» **Material for this exercise**:

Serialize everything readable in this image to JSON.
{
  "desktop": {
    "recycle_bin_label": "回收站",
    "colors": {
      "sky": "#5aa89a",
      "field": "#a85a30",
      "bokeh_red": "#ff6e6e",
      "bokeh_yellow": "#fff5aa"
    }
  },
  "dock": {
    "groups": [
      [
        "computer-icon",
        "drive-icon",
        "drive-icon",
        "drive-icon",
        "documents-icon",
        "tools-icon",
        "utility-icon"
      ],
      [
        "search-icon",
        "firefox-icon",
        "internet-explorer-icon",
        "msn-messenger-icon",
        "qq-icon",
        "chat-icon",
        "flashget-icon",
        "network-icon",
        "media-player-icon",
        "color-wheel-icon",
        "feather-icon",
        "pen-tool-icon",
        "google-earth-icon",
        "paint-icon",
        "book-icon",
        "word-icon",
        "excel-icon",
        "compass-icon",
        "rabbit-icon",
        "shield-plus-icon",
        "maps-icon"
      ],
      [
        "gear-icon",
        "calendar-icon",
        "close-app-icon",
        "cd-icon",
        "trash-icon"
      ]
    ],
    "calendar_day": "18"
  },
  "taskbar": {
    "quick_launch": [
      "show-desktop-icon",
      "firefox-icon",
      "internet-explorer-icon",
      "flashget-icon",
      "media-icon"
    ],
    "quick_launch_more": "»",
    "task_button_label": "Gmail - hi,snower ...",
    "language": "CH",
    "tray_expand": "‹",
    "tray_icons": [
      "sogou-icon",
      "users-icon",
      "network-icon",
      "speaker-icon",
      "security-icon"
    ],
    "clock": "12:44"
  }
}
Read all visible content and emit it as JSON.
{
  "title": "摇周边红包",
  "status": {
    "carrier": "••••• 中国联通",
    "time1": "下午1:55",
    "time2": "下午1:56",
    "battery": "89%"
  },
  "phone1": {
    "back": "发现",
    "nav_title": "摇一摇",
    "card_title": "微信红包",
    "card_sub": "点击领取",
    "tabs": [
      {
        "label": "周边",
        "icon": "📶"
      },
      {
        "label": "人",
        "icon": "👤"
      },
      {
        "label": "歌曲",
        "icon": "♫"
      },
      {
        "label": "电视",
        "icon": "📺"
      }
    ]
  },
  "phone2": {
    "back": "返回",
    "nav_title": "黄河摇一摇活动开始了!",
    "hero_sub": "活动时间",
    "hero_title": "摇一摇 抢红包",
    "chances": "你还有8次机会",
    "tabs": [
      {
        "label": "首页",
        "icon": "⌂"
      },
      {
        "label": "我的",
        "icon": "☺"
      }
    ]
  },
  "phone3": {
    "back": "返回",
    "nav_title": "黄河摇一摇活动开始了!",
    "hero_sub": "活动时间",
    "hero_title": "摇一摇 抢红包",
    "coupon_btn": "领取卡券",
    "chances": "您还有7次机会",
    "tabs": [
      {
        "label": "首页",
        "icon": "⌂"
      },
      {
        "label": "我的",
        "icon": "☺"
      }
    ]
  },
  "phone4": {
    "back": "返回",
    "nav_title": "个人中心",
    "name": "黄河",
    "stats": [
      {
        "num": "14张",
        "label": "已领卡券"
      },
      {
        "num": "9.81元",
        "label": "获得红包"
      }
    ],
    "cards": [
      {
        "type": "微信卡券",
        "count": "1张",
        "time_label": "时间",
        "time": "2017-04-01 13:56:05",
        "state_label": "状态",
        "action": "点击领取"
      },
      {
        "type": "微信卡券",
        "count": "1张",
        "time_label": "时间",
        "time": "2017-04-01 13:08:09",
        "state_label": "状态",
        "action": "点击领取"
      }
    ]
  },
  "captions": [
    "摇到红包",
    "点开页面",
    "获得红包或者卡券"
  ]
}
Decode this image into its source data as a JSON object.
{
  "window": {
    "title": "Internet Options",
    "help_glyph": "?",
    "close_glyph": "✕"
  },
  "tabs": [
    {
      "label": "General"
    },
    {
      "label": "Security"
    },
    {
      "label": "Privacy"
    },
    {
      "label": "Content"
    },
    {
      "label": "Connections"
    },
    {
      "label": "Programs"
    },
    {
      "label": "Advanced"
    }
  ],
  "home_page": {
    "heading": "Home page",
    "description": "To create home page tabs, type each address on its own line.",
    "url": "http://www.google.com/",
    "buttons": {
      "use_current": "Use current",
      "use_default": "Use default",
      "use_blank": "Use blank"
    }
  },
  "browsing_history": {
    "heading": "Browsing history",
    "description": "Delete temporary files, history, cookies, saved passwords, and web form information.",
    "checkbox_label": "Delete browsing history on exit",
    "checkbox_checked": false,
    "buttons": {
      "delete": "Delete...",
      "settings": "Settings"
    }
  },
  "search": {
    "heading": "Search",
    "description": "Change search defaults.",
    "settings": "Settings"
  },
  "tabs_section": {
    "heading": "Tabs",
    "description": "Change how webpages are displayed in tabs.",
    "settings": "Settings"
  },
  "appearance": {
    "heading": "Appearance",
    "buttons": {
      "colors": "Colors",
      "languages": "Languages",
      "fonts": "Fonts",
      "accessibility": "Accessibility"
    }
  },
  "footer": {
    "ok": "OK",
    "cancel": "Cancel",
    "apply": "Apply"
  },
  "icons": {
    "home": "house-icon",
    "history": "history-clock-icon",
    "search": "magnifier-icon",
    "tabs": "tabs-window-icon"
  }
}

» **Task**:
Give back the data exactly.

» **Task answer**:
Serialize everything readable in this image to JSON.
{
  "desktop": {
    "recycle_bin_label": "回收站",
    "colors": {
      "sky": "#5aa89a",
      "field": "#a85a30",
      "bokeh_red": "#ff6e6e",
      "bokeh_yellow": "#fff5aa"
    }
  },
  "dock": {
    "groups": [
      [
        "computer-icon",
        "drive-icon",
        "drive-icon",
        "drive-icon",
        "documents-icon",
        "tools-icon",
        "utility-icon"
      ],
      [
        "search-icon",
        "firefox-icon",
        "internet-explorer-icon",
        "msn-messenger-icon",
        "qq-icon",
        "chat-icon",
        "flashget-icon",
        "network-icon",
        "media-player-icon",
        "color-wheel-icon",
        "feather-icon",
        "pen-tool-icon",
        "google-earth-icon",
        "paint-icon",
        "book-icon",
        "word-icon",
        "excel-icon",
        "compass-icon",
        "rabbit-icon",
        "shield-plus-icon",
        "maps-icon"
      ],
      [
        "gear-icon",
        "calendar-icon",
        "close-app-icon",
        "cd-icon",
        "trash-icon"
      ]
    ],
    "calendar_day": "18"
  },
  "taskbar": {
    "quick_launch": [
      "show-desktop-icon",
      "firefox-icon",
      "internet-explorer-icon",
      "flashget-icon",
      "media-icon"
    ],
    "quick_launch_more": "»",
    "task_button_label": "Gmail - hi,snower ...",
    "language": "CH",
    "tray_expand": "‹",
    "tray_icons": [
      "sogou-icon",
      "users-icon",
      "network-icon",
      "speaker-icon",
      "security-icon"
    ],
    "clock": "12:44"
  }
}
Read all visible content and emit it as JSON.
{
  "title": "摇周边红包",
  "status": {
    "carrier": "••••• 中国联通",
    "time1": "下午1:55",
    "time2": "下午1:56",
    "battery": "89%"
  },
  "phone1": {
    "back": "发现",
    "nav_title": "摇一摇",
    "card_title": "微信红包",
    "card_sub": "点击领取",
    "tabs": [
      {
        "label": "周边",
        "icon": "📶"
      },
      {
        "label": "人",
        "icon": "👤"
      },
      {
        "label": "歌曲",
        "icon": "♫"
      },
      {
        "label": "电视",
        "icon": "📺"
      }
    ]
  },
  "phone2": {
    "back": "返回",
    "nav_title": "黄河摇一摇活动开始了!",
    "hero_sub": "活动时间",
    "hero_title": "摇一摇 抢红包",
    "chances": "你还有8次机会",
    "tabs": [
      {
        "label": "首页",
        "icon": "⌂"
      },
      {
        "label": "我的",
        "icon": "☺"
      }
    ]
  },
  "phone3": {
    "back": "返回",
    "nav_title": "黄河摇一摇活动开始了!",
    "hero_sub": "活动时间",
    "hero_title": "摇一摇 抢红包",
    "coupon_btn": "领取卡券",
    "chances": "您还有7次机会",
    "tabs": [
      {
        "label": "首页",
        "icon": "⌂"
      },
      {
        "label": "我的",
        "icon": "☺"
      }
    ]
  },
  "phone4": {
    "back": "返回",
    "nav_title": "个人中心",
    "name": "黄河",
    "stats": [
      {
        "num": "14张",
        "label": "已领卡券"
      },
      {
        "num": "9.81元",
        "label": "获得红包"
      }
    ],
    "cards": [
      {
        "type": "微信卡券",
        "count": "1张",
        "time_label": "时间",
        "time": "2017-04-01 13:56:05",
        "state_label": "状态",
        "action": "点击领取"
      },
      {
        "type": "微信卡券",
        "count": "1张",
        "time_label": "时间",
        "time": "2017-04-01 13:08:09",
        "state_label": "状态",
        "action": "点击领取"
      }
    ]
  },
  "captions": [
    "摇到红包",
    "点开页面",
    "获得红包或者卡券"
  ]
}
Decode this image into its source data as a JSON object.
{
  "window": {
    "title": "Internet Options",
    "help_glyph": "?",
    "close_glyph": "✕"
  },
  "tabs": [
    {
      "label": "General"
    },
    {
      "label": "Security"
    },
    {
      "label": "Privacy"
    },
    {
      "label": "Content"
    },
    {
      "label": "Connections"
    },
    {
      "label": "Programs"
    },
    {
      "label": "Advanced"
    }
  ],
  "home_page": {
    "heading": "Home page",
    "description": "To create home page tabs, type each address on its own line.",
    "url": "http://www.google.com/",
    "buttons": {
      "use_current": "Use current",
      "use_default": "Use default",
      "use_blank": "Use blank"
    }
  },
  "browsing_history": {
    "heading": "Browsing history",
    "description": "Delete temporary files, history, cookies, saved passwords, and web form information.",
    "checkbox_label": "Delete browsing history on exit",
    "checkbox_checked": false,
    "buttons": {
      "delete": "Delete...",
      "settings": "Settings"
    }
  },
  "search": {
    "heading": "Search",
    "description": "Change search defaults.",
    "settings": "Settings"
  },
  "tabs_section": {
    "heading": "Tabs",
    "description": "Change how webpages are displayed in tabs.",
    "settings": "Settings"
  },
  "appearance": {
    "heading": "Appearance",
    "buttons": {
      "colors": "Colors",
      "languages": "Languages",
      "fonts": "Fonts",
      "accessibility": "Accessibility"
    }
  },
  "footer": {
    "ok": "OK",
    "cancel": "Cancel",
    "apply": "Apply"
  },
  "icons": {
    "home": "house-icon",
    "history": "history-clock-icon",
    "search": "magnifier-icon",
    "tabs": "tabs-window-icon"
  }
}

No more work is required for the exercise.